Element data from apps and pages
++++++++++++++++++++

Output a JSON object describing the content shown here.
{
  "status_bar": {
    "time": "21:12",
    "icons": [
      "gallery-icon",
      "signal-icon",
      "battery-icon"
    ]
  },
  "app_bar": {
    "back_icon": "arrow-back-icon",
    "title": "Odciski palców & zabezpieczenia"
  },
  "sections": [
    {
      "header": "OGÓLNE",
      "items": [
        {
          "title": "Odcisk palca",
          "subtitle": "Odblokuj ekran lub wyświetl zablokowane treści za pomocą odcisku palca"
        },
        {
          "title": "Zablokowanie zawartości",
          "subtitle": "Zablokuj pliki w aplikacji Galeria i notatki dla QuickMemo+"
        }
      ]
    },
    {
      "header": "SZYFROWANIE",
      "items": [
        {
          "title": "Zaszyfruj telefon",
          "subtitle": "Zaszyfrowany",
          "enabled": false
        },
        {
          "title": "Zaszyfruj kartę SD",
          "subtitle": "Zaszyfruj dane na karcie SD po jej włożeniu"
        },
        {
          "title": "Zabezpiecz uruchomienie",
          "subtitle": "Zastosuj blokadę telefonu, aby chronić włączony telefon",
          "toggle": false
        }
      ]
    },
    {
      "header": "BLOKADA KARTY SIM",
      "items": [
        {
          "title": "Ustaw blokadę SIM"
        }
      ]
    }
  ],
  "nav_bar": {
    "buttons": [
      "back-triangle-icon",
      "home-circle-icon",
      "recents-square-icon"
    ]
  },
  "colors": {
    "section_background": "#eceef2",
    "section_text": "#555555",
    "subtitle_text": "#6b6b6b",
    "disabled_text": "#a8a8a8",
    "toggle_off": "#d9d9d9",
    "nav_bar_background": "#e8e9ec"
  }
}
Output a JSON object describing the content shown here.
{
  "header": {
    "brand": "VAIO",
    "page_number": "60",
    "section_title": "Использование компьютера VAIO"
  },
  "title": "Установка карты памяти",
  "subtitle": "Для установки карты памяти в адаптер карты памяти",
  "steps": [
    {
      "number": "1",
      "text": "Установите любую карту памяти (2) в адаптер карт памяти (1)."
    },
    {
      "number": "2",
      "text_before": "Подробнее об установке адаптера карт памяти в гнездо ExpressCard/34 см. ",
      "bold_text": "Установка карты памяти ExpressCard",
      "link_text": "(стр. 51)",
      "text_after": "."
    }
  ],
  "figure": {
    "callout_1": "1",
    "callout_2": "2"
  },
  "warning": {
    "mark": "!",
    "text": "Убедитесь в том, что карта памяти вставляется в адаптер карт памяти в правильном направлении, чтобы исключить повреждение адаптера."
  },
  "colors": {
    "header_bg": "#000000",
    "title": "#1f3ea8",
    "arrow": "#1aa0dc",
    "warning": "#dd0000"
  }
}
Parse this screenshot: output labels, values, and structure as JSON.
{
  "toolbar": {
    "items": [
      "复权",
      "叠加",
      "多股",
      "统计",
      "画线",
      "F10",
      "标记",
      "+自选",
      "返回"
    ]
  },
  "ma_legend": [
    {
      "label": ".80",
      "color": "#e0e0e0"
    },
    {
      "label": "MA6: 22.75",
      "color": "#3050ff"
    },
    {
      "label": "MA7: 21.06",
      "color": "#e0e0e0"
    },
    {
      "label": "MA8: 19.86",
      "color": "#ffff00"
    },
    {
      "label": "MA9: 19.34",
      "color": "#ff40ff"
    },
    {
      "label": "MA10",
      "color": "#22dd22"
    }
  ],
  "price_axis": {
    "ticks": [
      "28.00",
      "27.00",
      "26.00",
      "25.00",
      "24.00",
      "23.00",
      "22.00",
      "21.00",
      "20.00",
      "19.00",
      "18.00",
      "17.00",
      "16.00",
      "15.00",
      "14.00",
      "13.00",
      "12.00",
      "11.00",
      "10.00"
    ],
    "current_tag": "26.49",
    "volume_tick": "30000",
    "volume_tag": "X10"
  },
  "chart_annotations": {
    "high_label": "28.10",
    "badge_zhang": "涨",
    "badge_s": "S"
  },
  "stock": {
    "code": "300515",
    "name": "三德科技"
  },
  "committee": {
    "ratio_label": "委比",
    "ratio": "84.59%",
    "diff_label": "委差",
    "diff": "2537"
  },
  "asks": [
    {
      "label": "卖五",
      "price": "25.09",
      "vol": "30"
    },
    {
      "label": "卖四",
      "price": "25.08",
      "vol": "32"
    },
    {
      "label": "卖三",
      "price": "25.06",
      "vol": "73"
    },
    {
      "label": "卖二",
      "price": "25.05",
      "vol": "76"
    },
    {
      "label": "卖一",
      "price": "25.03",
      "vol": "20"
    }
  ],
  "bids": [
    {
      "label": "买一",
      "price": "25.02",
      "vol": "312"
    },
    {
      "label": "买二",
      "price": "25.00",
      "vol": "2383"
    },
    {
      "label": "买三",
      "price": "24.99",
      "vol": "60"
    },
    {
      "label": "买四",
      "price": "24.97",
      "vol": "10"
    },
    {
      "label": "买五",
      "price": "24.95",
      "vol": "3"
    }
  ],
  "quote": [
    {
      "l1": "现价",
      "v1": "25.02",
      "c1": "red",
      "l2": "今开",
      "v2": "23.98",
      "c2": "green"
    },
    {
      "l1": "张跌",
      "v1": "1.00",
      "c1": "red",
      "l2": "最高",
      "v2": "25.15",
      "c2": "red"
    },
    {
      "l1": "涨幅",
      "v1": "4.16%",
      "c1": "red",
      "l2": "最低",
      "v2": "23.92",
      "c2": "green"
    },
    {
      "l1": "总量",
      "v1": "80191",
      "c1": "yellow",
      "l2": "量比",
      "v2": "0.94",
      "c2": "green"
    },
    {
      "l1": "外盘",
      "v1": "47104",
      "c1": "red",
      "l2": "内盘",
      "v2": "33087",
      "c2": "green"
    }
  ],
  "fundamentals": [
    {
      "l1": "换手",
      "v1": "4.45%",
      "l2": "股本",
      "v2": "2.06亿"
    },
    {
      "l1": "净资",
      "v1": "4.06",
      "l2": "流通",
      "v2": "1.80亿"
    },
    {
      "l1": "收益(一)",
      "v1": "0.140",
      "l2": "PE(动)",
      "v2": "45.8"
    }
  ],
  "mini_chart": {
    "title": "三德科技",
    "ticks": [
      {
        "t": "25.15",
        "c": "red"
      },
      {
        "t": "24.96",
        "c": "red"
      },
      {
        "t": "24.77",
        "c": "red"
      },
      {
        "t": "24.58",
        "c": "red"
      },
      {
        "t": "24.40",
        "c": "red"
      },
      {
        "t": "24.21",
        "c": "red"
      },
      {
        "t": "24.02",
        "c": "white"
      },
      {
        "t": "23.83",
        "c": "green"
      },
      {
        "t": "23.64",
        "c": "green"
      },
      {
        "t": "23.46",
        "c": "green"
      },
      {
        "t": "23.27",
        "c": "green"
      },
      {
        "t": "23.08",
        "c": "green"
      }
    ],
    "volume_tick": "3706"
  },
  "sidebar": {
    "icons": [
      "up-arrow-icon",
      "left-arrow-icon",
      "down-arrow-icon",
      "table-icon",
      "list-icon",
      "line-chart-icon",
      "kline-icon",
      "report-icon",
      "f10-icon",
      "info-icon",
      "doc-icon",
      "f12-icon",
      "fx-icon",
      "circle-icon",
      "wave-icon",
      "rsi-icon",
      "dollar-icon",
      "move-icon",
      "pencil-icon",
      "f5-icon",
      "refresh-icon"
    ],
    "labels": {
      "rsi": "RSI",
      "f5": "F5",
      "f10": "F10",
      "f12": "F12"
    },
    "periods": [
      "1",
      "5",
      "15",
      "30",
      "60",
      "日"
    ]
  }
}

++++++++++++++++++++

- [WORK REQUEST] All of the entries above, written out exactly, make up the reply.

- [ANSWER TO THIS TASK]
Output a JSON object describing the content shown here.
{
  "status_bar": {
    "time": "21:12",
    "icons": [
      "gallery-icon",
      "signal-icon",
      "battery-icon"
    ]
  },
  "app_bar": {
    "back_icon": "arrow-back-icon",
    "title": "Odciski palców & zabezpieczenia"
  },
  "sections": [
    {
      "header": "OGÓLNE",
      "items": [
        {
          "title": "Odcisk palca",
          "subtitle": "Odblokuj ekran lub wyświetl zablokowane treści za pomocą odcisku palca"
        },
        {
          "title": "Zablokowanie zawartości",
          "subtitle": "Zablokuj pliki w aplikacji Galeria i notatki dla QuickMemo+"
        }
      ]
    },
    {
      "header": "SZYFROWANIE",
      "items": [
        {
          "title": "Zaszyfruj telefon",
          "subtitle": "Zaszyfrowany",
          "enabled": false
        },
        {
          "title": "Zaszyfruj kartę SD",
          "subtitle": "Zaszyfruj dane na karcie SD po jej włożeniu"
        },
        {
          "title": "Zabezpiecz uruchomienie",
          "subtitle": "Zastosuj blokadę telefonu, aby chronić włączony telefon",
          "toggle": false
        }
      ]
    },
    {
      "header": "BLOKADA KARTY SIM",
      "items": [
        {
          "title": "Ustaw blokadę SIM"
        }
      ]
    }
  ],
  "nav_bar": {
    "buttons": [
      "back-triangle-icon",
      "home-circle-icon",
      "recents-square-icon"
    ]
  },
  "colors": {
    "section_background": "#eceef2",
    "section_text": "#555555",
    "subtitle_text": "#6b6b6b",
    "disabled_text": "#a8a8a8",
    "toggle_off": "#d9d9d9",
    "nav_bar_background": "#e8e9ec"
  }
}
Output a JSON object describing the content shown here.
{
  "header": {
    "brand": "VAIO",
    "page_number": "60",
    "section_title": "Использование компьютера VAIO"
  },
  "title": "Установка карты памяти",
  "subtitle": "Для установки карты памяти в адаптер карты памяти",
  "steps": [
    {
      "number": "1",
      "text": "Установите любую карту памяти (2) в адаптер карт памяти (1)."
    },
    {
      "number": "2",
      "text_before": "Подробнее об установке адаптера карт памяти в гнездо ExpressCard/34 см. ",
      "bold_text": "Установка карты памяти ExpressCard",
      "link_text": "(стр. 51)",
      "text_after": "."
    }
  ],
  "figure": {
    "callout_1": "1",
    "callout_2": "2"
  },
  "warning": {
    "mark": "!",
    "text": "Убедитесь в том, что карта памяти вставляется в адаптер карт памяти в правильном направлении, чтобы исключить повреждение адаптера."
  },
  "colors": {
    "header_bg": "#000000",
    "title": "#1f3ea8",
    "arrow": "#1aa0dc",
    "warning": "#dd0000"
  }
}
Parse this screenshot: output labels, values, and structure as JSON.
{
  "toolbar": {
    "items": [
      "复权",
      "叠加",
      "多股",
      "统计",
      "画线",
      "F10",
      "标记",
      "+自选",
      "返回"
    ]
  },
  "ma_legend": [
    {
      "label": ".80",
      "color": "#e0e0e0"
    },
    {
      "label": "MA6: 22.75",
      "color": "#3050ff"
    },
    {
      "label": "MA7: 21.06",
      "color": "#e0e0e0"
    },
    {
      "label": "MA8: 19.86",
      "color": "#ffff00"
    },
    {
      "label": "MA9: 19.34",
      "color": "#ff40ff"
    },
    {
      "label": "MA10",
      "color": "#22dd22"
    }
  ],
  "price_axis": {
    "ticks": [
      "28.00",
      "27.00",
      "26.00",
      "25.00",
      "24.00",
      "23.00",
      "22.00",
      "21.00",
      "20.00",
      "19.00",
      "18.00",
      "17.00",
      "16.00",
      "15.00",
      "14.00",
      "13.00",
      "12.00",
      "11.00",
      "10.00"
    ],
    "current_tag": "26.49",
    "volume_tick": "30000",
    "volume_tag": "X10"
  },
  "chart_annotations": {
    "high_label": "28.10",
    "badge_zhang": "涨",
    "badge_s": "S"
  },
  "stock": {
    "code": "300515",
    "name": "三德科技"
  },
  "committee": {
    "ratio_label": "委比",
    "ratio": "84.59%",
    "diff_label": "委差",
    "diff": "2537"
  },
  "asks": [
    {
      "label": "卖五",
      "price": "25.09",
      "vol": "30"
    },
    {
      "label": "卖四",
      "price": "25.08",
      "vol": "32"
    },
    {
      "label": "卖三",
      "price": "25.06",
      "vol": "73"
    },
    {
      "label": "卖二",
      "price": "25.05",
      "vol": "76"
    },
    {
      "label": "卖一",
      "price": "25.03",
      "vol": "20"
    }
  ],
  "bids": [
    {
      "label": "买一",
      "price": "25.02",
      "vol": "312"
    },
    {
      "label": "买二",
      "price": "25.00",
      "vol": "2383"
    },
    {
      "label": "买三",
      "price": "24.99",
      "vol": "60"
    },
    {
      "label": "买四",
      "price": "24.97",
      "vol": "10"
    },
    {
      "label": "买五",
      "price": "24.95",
      "vol": "3"
    }
  ],
  "quote": [
    {
      "l1": "现价",
      "v1": "25.02",
      "c1": "red",
      "l2": "今开",
      "v2": "23.98",
      "c2": "green"
    },
    {
      "l1": "张跌",
      "v1": "1.00",
      "c1": "red",
      "l2": "最高",
      "v2": "25.15",
      "c2": "red"
    },
    {
      "l1": "涨幅",
      "v1": "4.16%",
      "c1": "red",
      "l2": "最低",
      "v2": "23.92",
      "c2": "green"
    },
    {
      "l1": "总量",
      "v1": "80191",
      "c1": "yellow",
      "l2": "量比",
      "v2": "0.94",
      "c2": "green"
    },
    {
      "l1": "外盘",
      "v1": "47104",
      "c1": "red",
      "l2": "内盘",
      "v2": "33087",
      "c2": "green"
    }
  ],
  "fundamentals": [
    {
      "l1": "换手",
      "v1": "4.45%",
      "l2": "股本",
      "v2": "2.06亿"
    },
    {
      "l1": "净资",
      "v1": "4.06",
      "l2": "流通",
      "v2": "1.80亿"
    },
    {
      "l1": "收益(一)",
      "v1": "0.140",
      "l2": "PE(动)",
      "v2": "45.8"
    }
  ],
  "mini_chart": {
    "title": "三德科技",
    "ticks": [
      {
        "t": "25.15",
        "c": "red"
      },
      {
        "t": "24.96",
        "c": "red"
      },
      {
        "t": "24.77",
        "c": "red"
      },
      {
        "t": "24.58",
        "c": "red"
      },
      {
        "t": "24.40",
        "c": "red"
      },
      {
        "t": "24.21",
        "c": "red"
      },
      {
        "t": "24.02",
        "c": "white"
      },
      {
        "t": "23.83",
        "c": "green"
      },
      {
        "t": "23.64",
        "c": "green"
      },
      {
        "t": "23.46",
        "c": "green"
      },
      {
        "t": "23.27",
        "c": "green"
      },
      {
        "t": "23.08",
        "c": "green"
      }
    ],
    "volume_tick": "3706"
  },
  "sidebar": {
    "icons": [
      "up-arrow-icon",
      "left-arrow-icon",
      "down-arrow-icon",
      "table-icon",
      "list-icon",
      "line-chart-icon",
      "kline-icon",
      "report-icon",
      "f10-icon",
      "info-icon",
      "doc-icon",
      "f12-icon",
      "fx-icon",
      "circle-icon",
      "wave-icon",
      "rsi-icon",
      "dollar-icon",
      "move-icon",
      "pencil-icon",
      "f5-icon",
      "refresh-icon"
    ],
    "labels": {
      "rsi": "RSI",
      "f5": "F5",
      "f10": "F10",
      "f12": "F12"
    },
    "periods": [
      "1",
      "5",
      "15",
      "30",
      "60",
      "日"
    ]
  }
}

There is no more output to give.